[Page and application data records]
=======
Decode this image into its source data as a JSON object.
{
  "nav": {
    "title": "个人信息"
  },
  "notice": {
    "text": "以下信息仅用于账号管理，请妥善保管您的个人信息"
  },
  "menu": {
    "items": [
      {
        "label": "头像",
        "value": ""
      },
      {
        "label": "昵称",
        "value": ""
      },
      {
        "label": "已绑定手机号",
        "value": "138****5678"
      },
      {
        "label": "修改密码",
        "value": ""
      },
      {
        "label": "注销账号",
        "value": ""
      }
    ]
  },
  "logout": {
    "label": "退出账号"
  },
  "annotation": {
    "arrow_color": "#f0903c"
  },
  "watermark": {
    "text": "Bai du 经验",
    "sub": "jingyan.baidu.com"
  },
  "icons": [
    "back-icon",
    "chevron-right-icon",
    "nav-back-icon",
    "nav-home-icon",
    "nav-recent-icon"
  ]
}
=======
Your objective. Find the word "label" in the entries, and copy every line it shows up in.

Response to this exercise.
        "label": "头像",
        "label": "昵称",
        "label": "已绑定手机号",
        "label": "修改密码",
        "label": "注销账号",
    "label": "退出账号"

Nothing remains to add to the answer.